I push my plate away from me. This eating alone sucks I decide. I had just had a supper of baked chicken and cornbread – not exactly a rounded meal of the food groups. Dieting is so hard for me, but I am determined to get back to my normal weight. I have found it helps greatly with my social anxieties.
The phone rings and I answer. It is 10PM and almost bedtime.
"Come get your medications," my father says and then he hangs up.
I walk over in the cool night air. The smell of the summer air and the ambience of crickets calling brings joy to my soul. I walk into the house and sit down in the den.
"I am so proud of you lately," my father says as he hands me my medications.
I take them and he checks my hand for errant pills.
"You've done so well these past few months."
My father's words are of little comfort. I am no longer a child and long ago quit basing the worth of my life on his opinions.

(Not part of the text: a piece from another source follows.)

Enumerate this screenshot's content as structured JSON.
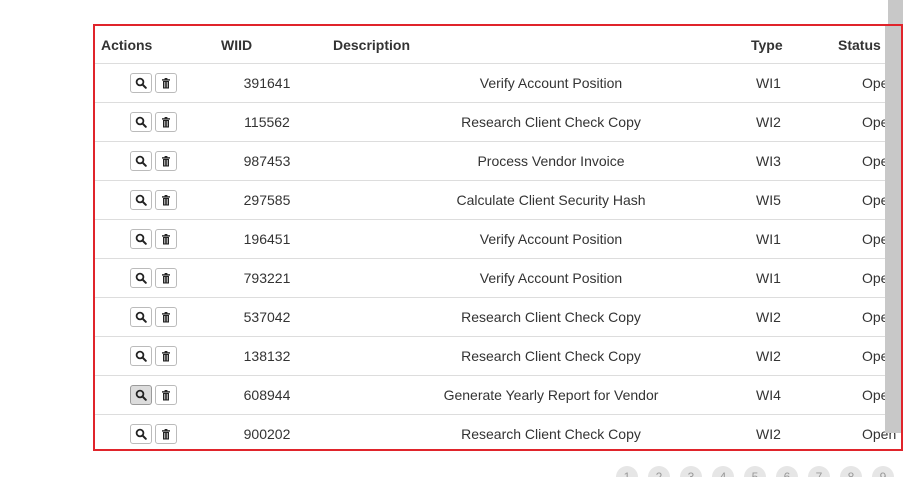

"What are we going to go about your medications when you move in a few weeks?" he asks.
"I will just have to take them," I reply.
"No," my father says. "It will be a very long time until I trust you with them."
"Goodnight," I say as I get up and walk back across the yard to my house.
It could be worse, I tell myself. My father has given me a more normal and conventional life. He really does mean well. I think of all the people mired in poverty and homelessness and it softens my humiliation over the way my father treats me. I will never again have to worry about such things.
The evening ends with me drinking a glass of skim milk and having one more cigar before retiring. Maggie knows the routine and is already curled up in the bed awaiting me. I turn on the air conditioner. Turn off the lights. I then lay down on the bed and in what seems like moments, I awake to the morning sun shining through my windows. It is another day.